Again, we keep mentioning it but it’s the very foundation that the series is built upon: DuckTales is about family. It’s a running theme that whenever the McDucks act outside the family as individuals is when they get into trouble. Scrooge built the Spear of Selene… alone. Della ventured out into space… alone. Scrooge efforts to find Della… alone. Dewey tries to solve the mystery… kinda alone (with Webby but sans his brothers). And, now, Scrooge is left to stew over his heartbreak and self-pity… alone. He’s only left with Beakley’s lasting words of “I hope you’re happy” echoing through his mind… with him resolutely and tearfully responding “I am.”*****
As amazing as Scrooge is, he’s not going to fix this one on his own. He already tried that and failed miserably. It’s going to take a full, extended McDuck family effort. To find Della it’s going to take Scrooge, Donald, Huey, Dewey, Louie, Webby, Beakley, and even Launchpad. They’d do well to use the super powers of Gizmoduck and primordial Duckworth as well. And… I wouldn’t be surprised if a rehabilitated and fully restored Lena adds a magical hand to the proceedings. We know Magica’s return is looming and will serve as the climactic capper to the season but the return of Della is the dramatic stroke the entire series hinges on.

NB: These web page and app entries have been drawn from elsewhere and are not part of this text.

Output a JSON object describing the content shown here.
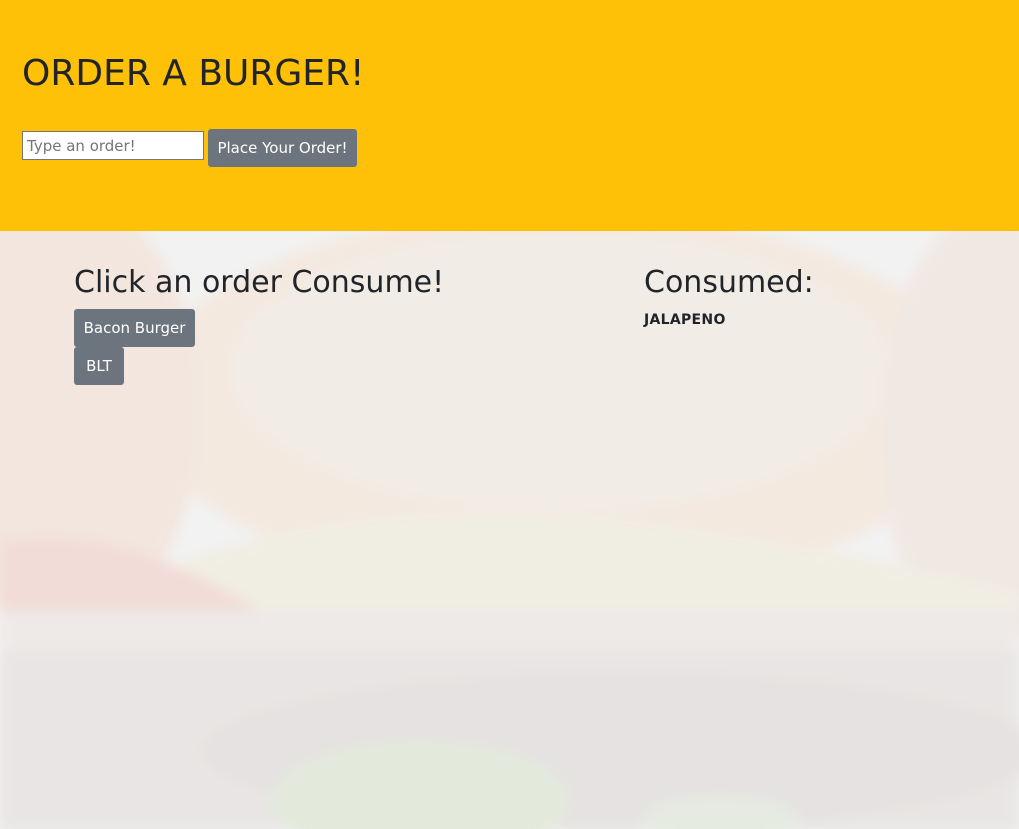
{
  "header": {
    "title": "ORDER A BURGER!",
    "input_placeholder": "Type an order!",
    "input_value": "",
    "submit_label": "Place Your Order!"
  },
  "orders": {
    "title": "Click an order Consume!",
    "items": [
      {
        "label": "Bacon Burger"
      },
      {
        "label": "BLT"
      }
    ]
  },
  "consumed": {
    "title": "Consumed:",
    "items": [
      {
        "label": "JALAPENO"
      }
    ]
  },
  "colors": {
    "header_bg": "#ffc107",
    "button_bg": "#6c757d",
    "text": "#212529"
  },
  "icons": {
    "background": "burger-photo"
  }
}
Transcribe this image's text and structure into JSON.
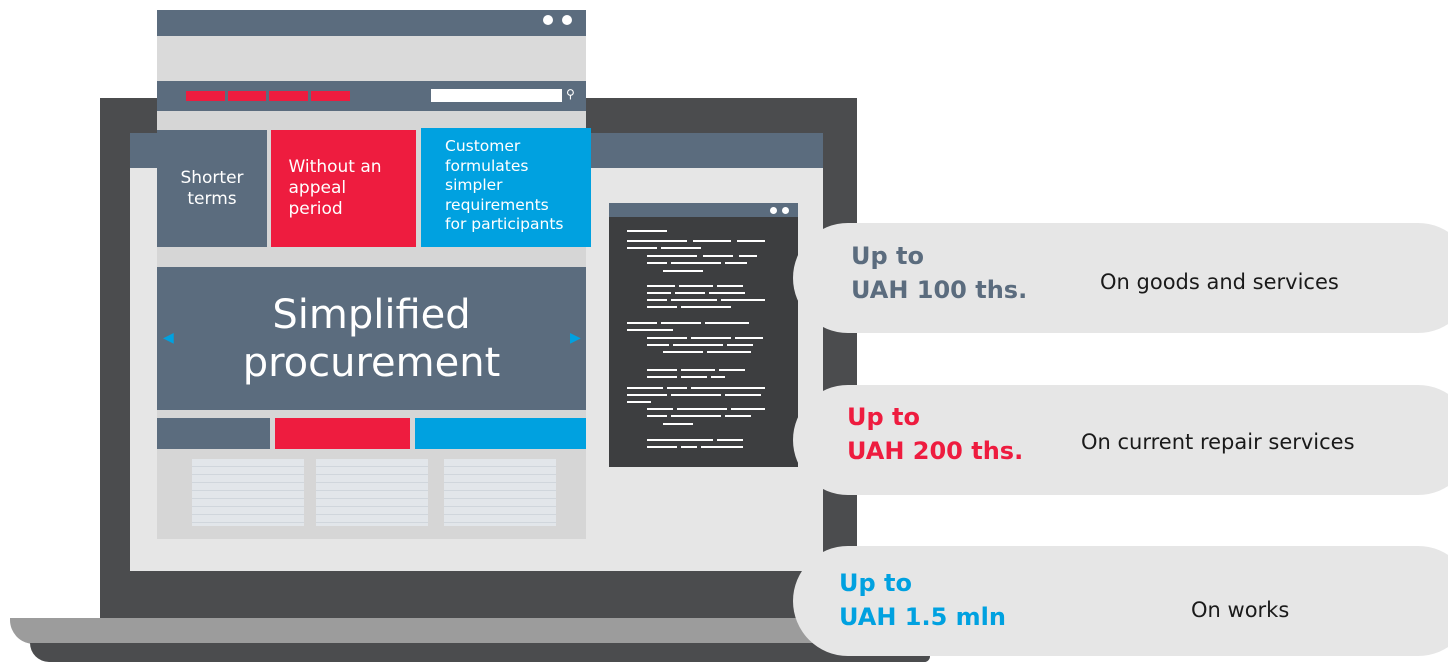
{
  "tiles": {
    "shorter": "Shorter\nterms",
    "no_appeal": "Without an\nappeal\nperiod",
    "customer": "Customer\nformulates\nsimpler\nrequirements\nfor participants"
  },
  "hero": {
    "title": "Simplified\nprocurement",
    "arrow_left": "◀",
    "arrow_right": "▶"
  },
  "search_icon": "⚲",
  "tiers": [
    {
      "amount": "Up to\nUAH 100 ths.",
      "description": "On goods and services",
      "color": "#5b6c7e"
    },
    {
      "amount": "Up to\nUAH 200 ths.",
      "description": "On current repair services",
      "color": "#ee1c3f"
    },
    {
      "amount": "Up to\nUAH 1.5 mln",
      "description": "On works",
      "color": "#00a1e0"
    }
  ],
  "colors": {
    "slate": "#5b6c7e",
    "red": "#ee1c3f",
    "blue": "#00a1e0",
    "laptop": "#4b4c4e"
  }
}
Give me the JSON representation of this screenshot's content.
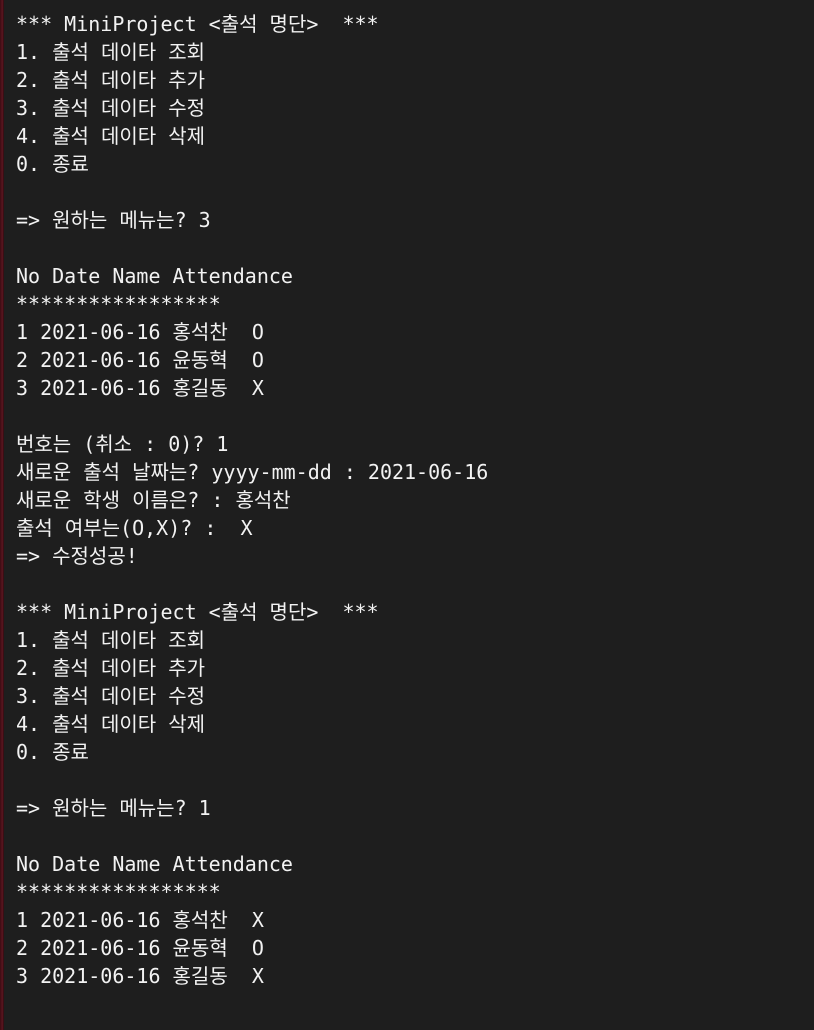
{
  "terminal": {
    "lines": [
      "*** MiniProject <출석 명단>  ***",
      "1. 출석 데이타 조회",
      "2. 출석 데이타 추가",
      "3. 출석 데이타 수정",
      "4. 출석 데이타 삭제",
      "0. 종료",
      "",
      "=> 원하는 메뉴는? 3",
      "",
      "No Date Name Attendance",
      "*****************",
      "1 2021-06-16 홍석찬  O",
      "2 2021-06-16 윤동혁  O",
      "3 2021-06-16 홍길동  X",
      "",
      "번호는 (취소 : 0)? 1",
      "새로운 출석 날짜는? yyyy-mm-dd : 2021-06-16",
      "새로운 학생 이름은? : 홍석찬",
      "출석 여부는(O,X)? :  X",
      "=> 수정성공!",
      "",
      "*** MiniProject <출석 명단>  ***",
      "1. 출석 데이타 조회",
      "2. 출석 데이타 추가",
      "3. 출석 데이타 수정",
      "4. 출석 데이타 삭제",
      "0. 종료",
      "",
      "=> 원하는 메뉴는? 1",
      "",
      "No Date Name Attendance",
      "*****************",
      "1 2021-06-16 홍석찬  X",
      "2 2021-06-16 윤동혁  O",
      "3 2021-06-16 홍길동  X"
    ]
  },
  "colors": {
    "background": "#1e1e1e",
    "text": "#f2f2f2",
    "edge": "#5c1620"
  }
}
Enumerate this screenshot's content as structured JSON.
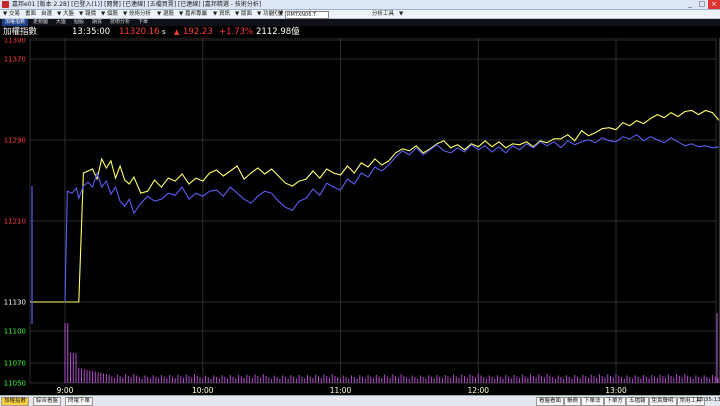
{
  "window": {
    "title": "嘉邦e01 [版本 2.28] [已登入(1)] [閱覽] [已連線] [五檔買賣] [已連線] [嘉邦精選 - 技術分析]",
    "minimize_label": "_",
    "maximize_label": "□",
    "close_label": "×"
  },
  "toolbar": {
    "items": [
      "▼",
      "交易",
      "畫面",
      "自選",
      "▼",
      "大盤",
      "▼",
      "報價",
      "▼",
      "個股",
      "▼",
      "技術分析",
      "▼",
      "選股",
      "▼",
      "嘉邦專屬",
      "▼",
      "資訊",
      "▼",
      "版面",
      "▼",
      "功能",
      "▼"
    ],
    "code_label": "代號",
    "code_value": "RMTXN06.T",
    "tool_label": "分析工具",
    "tool_caret": "▼"
  },
  "tabs": [
    {
      "label": "加權指數"
    },
    {
      "label": "走勢圖"
    },
    {
      "label": "大盤"
    },
    {
      "label": "個股"
    },
    {
      "label": "期貨"
    },
    {
      "label": "技術分析"
    },
    {
      "label": "下單"
    }
  ],
  "info": {
    "name": "加權指數",
    "time": "13:35:00",
    "price": "11320.16",
    "price_suffix": "s",
    "change_arrow": "▲",
    "change": "192.23",
    "change_pct": "+1.73%",
    "volume": "2112.98億"
  },
  "statusbar": {
    "left_buttons": [
      "加權指數",
      "綜合看盤",
      "閃電下單"
    ],
    "right_buttons": [
      "看盤看面",
      "帳務",
      "下單法",
      "下單方",
      "五檔報",
      "免責聲明",
      "常用工具"
    ],
    "clock": "13:35:13"
  },
  "colors": {
    "background": "#000000",
    "yellow_line": "#ffff66",
    "blue_line": "#5c5cf0",
    "volume": "#b14fcb",
    "axis_up": "#ff3b3b",
    "axis_down": "#33ff33",
    "grid": "#2e2e2e"
  },
  "chart_data": {
    "type": "line",
    "y_tick_labels": [
      "11390",
      "11370",
      "11290",
      "11210",
      "11130",
      "11100",
      "11070",
      "11050"
    ],
    "x_tick_labels": [
      "9:00",
      "10:00",
      "11:00",
      "12:00",
      "13:00"
    ],
    "x_ticks_min": [
      0,
      60,
      120,
      180,
      240
    ],
    "ylim": [
      11050,
      11390
    ],
    "reference": 11130,
    "session_min": [
      0,
      285
    ],
    "series": [
      {
        "color": "yellow",
        "x": [
          0,
          1,
          2,
          3,
          4,
          5,
          6,
          8,
          10,
          12,
          14,
          16,
          18,
          20,
          22,
          24,
          26,
          28,
          30,
          33,
          36,
          39,
          42,
          45,
          48,
          51,
          54,
          57,
          60,
          63,
          66,
          69,
          72,
          75,
          78,
          81,
          84,
          87,
          90,
          93,
          96,
          99,
          102,
          105,
          108,
          111,
          114,
          117,
          120,
          123,
          126,
          129,
          132,
          135,
          138,
          141,
          144,
          147,
          150,
          153,
          156,
          159,
          162,
          165,
          168,
          171,
          174,
          177,
          180,
          183,
          186,
          189,
          192,
          195,
          198,
          201,
          204,
          207,
          210,
          213,
          216,
          219,
          222,
          225,
          228,
          231,
          234,
          237,
          240,
          243,
          246,
          249,
          252,
          255,
          258,
          261,
          264,
          267,
          270,
          273,
          276,
          279,
          282,
          285
        ],
        "values": [
          11130,
          11130,
          11130,
          11130,
          11130,
          11130,
          11130,
          11258,
          11260,
          11262,
          11252,
          11272,
          11263,
          11270,
          11253,
          11265,
          11251,
          11247,
          11254,
          11238,
          11240,
          11251,
          11244,
          11253,
          11250,
          11257,
          11247,
          11253,
          11250,
          11258,
          11261,
          11255,
          11260,
          11265,
          11252,
          11258,
          11263,
          11257,
          11262,
          11255,
          11248,
          11245,
          11250,
          11252,
          11260,
          11253,
          11262,
          11258,
          11256,
          11265,
          11258,
          11268,
          11264,
          11272,
          11266,
          11270,
          11278,
          11282,
          11280,
          11285,
          11278,
          11282,
          11287,
          11290,
          11283,
          11286,
          11281,
          11287,
          11284,
          11290,
          11284,
          11289,
          11283,
          11287,
          11286,
          11289,
          11284,
          11290,
          11288,
          11292,
          11292,
          11296,
          11290,
          11300,
          11295,
          11298,
          11302,
          11303,
          11301,
          11308,
          11305,
          11310,
          11307,
          11312,
          11316,
          11313,
          11318,
          11314,
          11319,
          11320,
          11316,
          11320,
          11318,
          11310
        ]
      },
      {
        "color": "blue",
        "x": [
          0,
          1,
          3,
          5,
          6,
          8,
          10,
          12,
          14,
          16,
          18,
          20,
          22,
          24,
          26,
          28,
          30,
          33,
          36,
          39,
          42,
          45,
          48,
          51,
          54,
          57,
          60,
          63,
          66,
          69,
          72,
          75,
          78,
          81,
          84,
          87,
          90,
          93,
          96,
          99,
          102,
          105,
          108,
          111,
          114,
          117,
          120,
          123,
          126,
          129,
          132,
          135,
          138,
          141,
          144,
          147,
          150,
          153,
          156,
          159,
          162,
          165,
          168,
          171,
          174,
          177,
          180,
          183,
          186,
          189,
          192,
          195,
          198,
          201,
          204,
          207,
          210,
          213,
          216,
          219,
          222,
          225,
          228,
          231,
          234,
          237,
          240,
          243,
          246,
          249,
          252,
          255,
          258,
          261,
          264,
          267,
          270,
          273,
          276,
          279,
          282,
          285
        ],
        "values": [
          11130,
          11240,
          11238,
          11243,
          11233,
          11245,
          11249,
          11244,
          11258,
          11244,
          11250,
          11237,
          11244,
          11230,
          11225,
          11232,
          11218,
          11228,
          11235,
          11230,
          11232,
          11238,
          11236,
          11244,
          11232,
          11238,
          11235,
          11240,
          11241,
          11235,
          11244,
          11238,
          11232,
          11228,
          11235,
          11240,
          11238,
          11230,
          11224,
          11221,
          11230,
          11233,
          11242,
          11236,
          11248,
          11244,
          11241,
          11252,
          11247,
          11258,
          11254,
          11264,
          11260,
          11266,
          11274,
          11280,
          11276,
          11283,
          11276,
          11281,
          11286,
          11280,
          11278,
          11283,
          11279,
          11286,
          11281,
          11285,
          11279,
          11284,
          11278,
          11285,
          11281,
          11287,
          11283,
          11289,
          11285,
          11289,
          11283,
          11290,
          11286,
          11289,
          11291,
          11288,
          11293,
          11290,
          11289,
          11294,
          11292,
          11296,
          11290,
          11294,
          11291,
          11288,
          11293,
          11289,
          11285,
          11287,
          11284,
          11285,
          11283,
          11284
        ]
      }
    ]
  }
}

(*) It’s fitting that Donald stayed behind to fix his damaged boat. All season (as well as ten-years-ago) Donald has been then one firmly grounded in reality and acting responsibly. While Scrooge has been able to temporarily get past his heartbreak, Donald has not.
(**) Monacrow is a “foul” stand-in for real life locale, Monaco.
(***) This is a winking nod to the literary device known as a “macguffin.” Just as their whole trip is, a macguffin is a means to trigger the plot. In fact, the Maltese Falcon is the macguffin to its eponymous story.
(****) Eschewing safety in favour of adventure is, perhaps, both Scrooge’s greatest strength and weakness. His confidence in nothing bad ever happening also falls into that category. It’s even a point of contention between him and Beakley in this very episode. It’s also what spurred Scrooge in helping Della realize her dream of going to space.
(*****) That shot of Scrooge slumped over in his chair, with gritted beak is an ode to the image of him from his very first appearance in the Donald Duck comic, "Christmas on Bear Mountain." This is also a reminder that Scrooge is, in fact, a "Scrooge." At his worst, he's a cantankerous and miserly curmudgeon.
While getting excited for E.X.C.E.S.S., Huey, Webby, and Launchpad evoke the show’s theme song with their recital of “racers,” “lasers,” “aeroplanes?”
Beakley talking about “maxing and relaxing” is taken from the lyrics of the theme song from The Fresh Prince of Bel Aire – another show where a kid goes to live with his rich uncle.
The Sunchaser’s in-flight entertainment is the credits from Darkwing Duck on a loop.
I yada, yada’d over most of the shenanigans that occurred in the Sunchaser. It’s mainly necessary filler, threaded with blatant foreshadowing, before getting to the tragic reveal at episode’s end.
HOWEVER, the point where Huey pleads with Dewey to come back, saying “our family is amazing, we’re enough, let it go!” is brutal, especially considering Dewey immediately tosses the walkie talkie off the plane thereafter.